When you look at Crocs' combined retail and e-commerce results, direct-to-consumer comparable sales rose nearly 12%, marking the fourth consecutive quarter of rising comps. By selling its manufacturing plants and going 100% to outsourced production, Crocs says it can meet the growing demand for its footwear, because capacity is higher.

Key investment takeaway

It's quickly becoming apparent that a smaller Crocs is a better Crocs, one that can manage its costs more effectively while achieving the sort of growth numbers it needs. And though the resignation of a senior executive can create uncertainty, Crocs' CFO has arranged for an orderly transition and will be around until Apr. 2019. Moreover, the footwear maker has already found a capable replacement -- someone who worked for Crocs previously before leaving to work at Amazon.com's online shoe seller, Zappos.com. Considering Crocs' renewed focus on e-commerce, it looks like a good fit.

Despite the initial chaos created by the twin announcements, investors can feel confident that Crocs is on more solid footing than it has been in a long time, and the turnaround they've been waiting for is here in full swing.

John Mackey, CEO of Whole Foods Market, an Amazon subsidiary, is a member of The Motley Fool's board of directors. Rich Duprey has no position in any of the stocks mentioned.
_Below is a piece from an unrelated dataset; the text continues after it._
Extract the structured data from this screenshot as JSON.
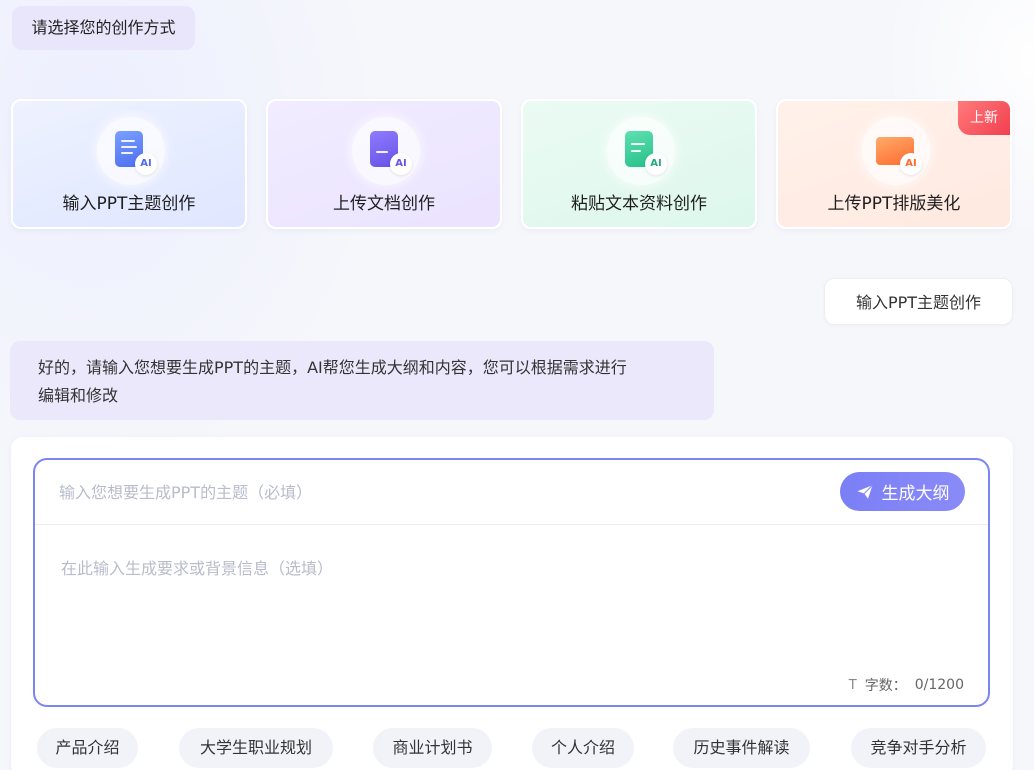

The Motley Fool owns shares of and recommends Amazon. The Motley Fool has a disclosure policy.